|Dec-16-13|| ||BareKing: Clearly, the f7 pawn was missing from the start, since this was a rook + pawn odd game.|
Look at the starting board carefully :-)
|Dec-16-13|| ||Poulsen: Games like this - upon which much of Morphy's fame is based - is simply rubbish.|
If it did not have this weak glimpse of historic value - I would certainly move for a deletion.
|Dec-16-13|| ||tamar: <Poulsen> That's not true at all.|
Morphy's fame has to do with his record against the top players of his day, and the Maurian games are discounted by almost everyone.
1...Nh6 and 2...Nf7 do not inspire confidence, but with all moves losing, Houdini confirms that this is one of the best ways for Black to play to avoid immediate loss.
Morphy understood that he had to be active against such tremendous odds, but even more important was not to expose his pieces so that White could gain an initiative.
|Dec-16-13|| ||RookFile: I can't think of a word to change in what tamar just wrote.|
|Dec-18-13|| ||Poulsen: <tamar><Morphy's fame has to do with his record against the top players of his day>|
No, that is - at best - only half the truth. Many of Morphy most hailed games are off-hand games against weak opposition. You can start with the "Notable games" list if you like.

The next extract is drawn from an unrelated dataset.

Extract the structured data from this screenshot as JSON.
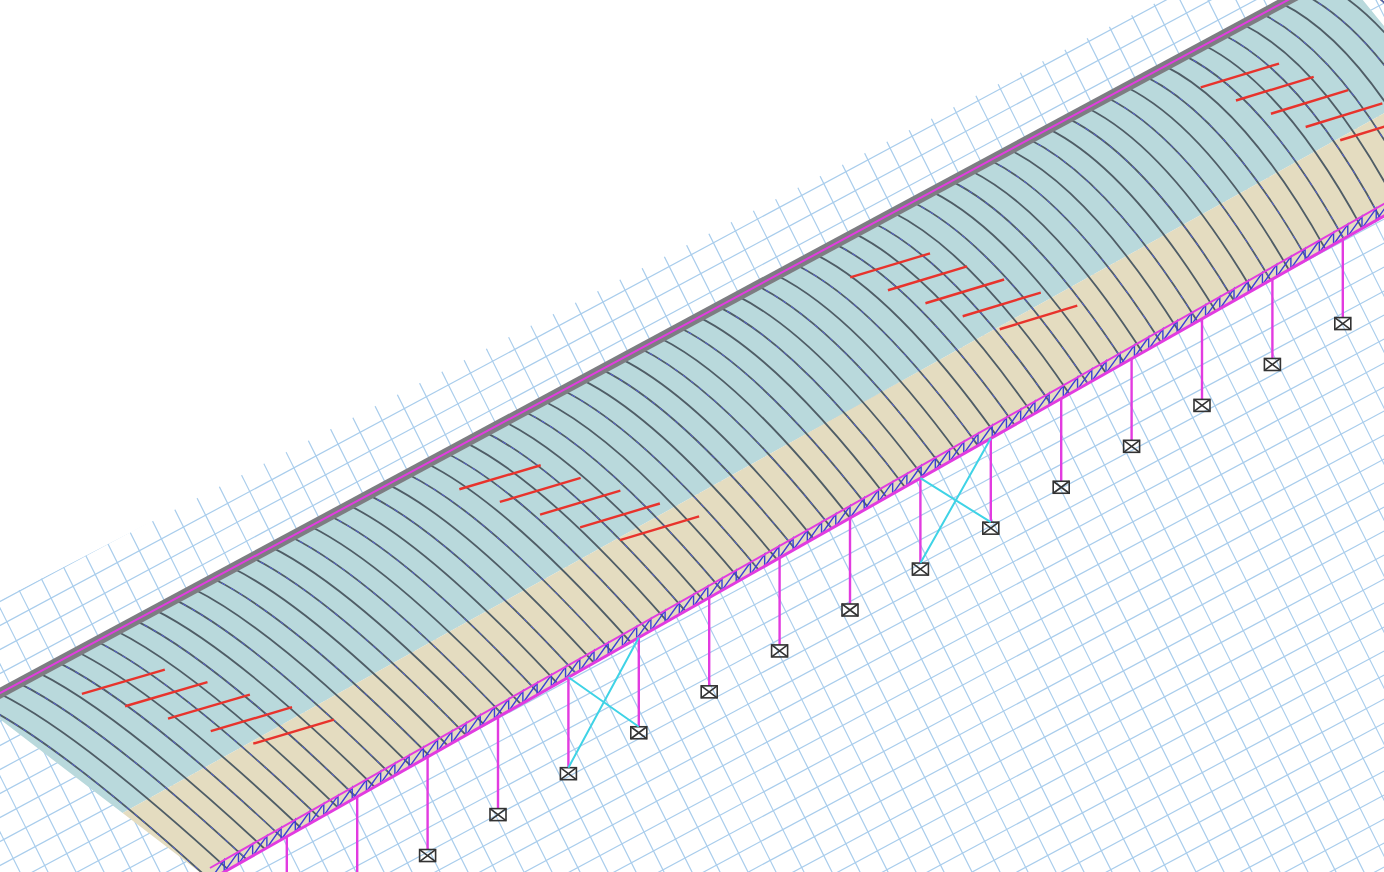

It is true, that Morphy would not have had this unreal Godlike Genius status, if he had not been able to beat the best players of that time.

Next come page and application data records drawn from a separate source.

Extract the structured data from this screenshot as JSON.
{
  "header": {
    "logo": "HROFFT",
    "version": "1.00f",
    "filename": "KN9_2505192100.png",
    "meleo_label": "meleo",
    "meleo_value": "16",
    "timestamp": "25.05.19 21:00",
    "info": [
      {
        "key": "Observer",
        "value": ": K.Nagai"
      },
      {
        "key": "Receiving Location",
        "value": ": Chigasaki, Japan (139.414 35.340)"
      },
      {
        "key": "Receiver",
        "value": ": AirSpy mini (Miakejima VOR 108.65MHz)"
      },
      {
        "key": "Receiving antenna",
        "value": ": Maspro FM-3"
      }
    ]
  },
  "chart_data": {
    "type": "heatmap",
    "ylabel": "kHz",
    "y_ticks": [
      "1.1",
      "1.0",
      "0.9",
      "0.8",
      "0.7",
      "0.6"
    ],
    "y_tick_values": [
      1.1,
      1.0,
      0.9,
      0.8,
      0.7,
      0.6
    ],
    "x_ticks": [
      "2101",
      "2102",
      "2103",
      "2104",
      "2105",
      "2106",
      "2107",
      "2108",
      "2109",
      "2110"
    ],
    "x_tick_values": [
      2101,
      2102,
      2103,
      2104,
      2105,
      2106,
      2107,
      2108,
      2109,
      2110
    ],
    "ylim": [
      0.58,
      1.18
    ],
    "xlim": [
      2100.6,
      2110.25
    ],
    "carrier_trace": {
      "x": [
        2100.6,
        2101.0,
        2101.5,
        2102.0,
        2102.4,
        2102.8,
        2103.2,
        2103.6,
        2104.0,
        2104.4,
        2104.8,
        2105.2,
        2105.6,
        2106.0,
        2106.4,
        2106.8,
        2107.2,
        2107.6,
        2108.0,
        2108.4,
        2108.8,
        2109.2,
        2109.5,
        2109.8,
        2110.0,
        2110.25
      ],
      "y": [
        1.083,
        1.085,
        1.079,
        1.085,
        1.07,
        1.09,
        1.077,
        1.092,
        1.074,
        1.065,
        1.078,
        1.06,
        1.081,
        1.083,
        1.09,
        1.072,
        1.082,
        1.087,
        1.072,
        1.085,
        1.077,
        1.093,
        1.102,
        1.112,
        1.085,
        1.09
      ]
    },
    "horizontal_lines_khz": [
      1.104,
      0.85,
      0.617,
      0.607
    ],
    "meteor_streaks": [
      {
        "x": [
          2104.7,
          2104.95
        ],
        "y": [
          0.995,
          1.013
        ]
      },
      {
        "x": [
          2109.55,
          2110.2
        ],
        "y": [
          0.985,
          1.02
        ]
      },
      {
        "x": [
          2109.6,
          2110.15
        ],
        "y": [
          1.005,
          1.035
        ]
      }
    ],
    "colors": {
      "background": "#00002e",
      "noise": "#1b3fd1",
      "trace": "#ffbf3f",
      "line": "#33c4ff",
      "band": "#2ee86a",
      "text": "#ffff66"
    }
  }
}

In around 40 serious games he scored around 70 % agaínst the best players available.
Thats good enough to consider him the strongest player in the world at the time by a comfortable margin. But it is not an awesome result. He was in that respect not much more dominant than other players had been before him or after him.
So there is more to it, than him being strongest of all. Much of his fame - obviously - lies in games like Morphy vs Duke Karl / Count Isouard, 1858 - or the games against Maurian.
|Dec-18-13|| ||RookFile: How does winning a simul against 4 of the top ten players in the world rate?|
|Jan-29-16|| ||juanhernandez: none could be more beautiful view
than the door that leads to u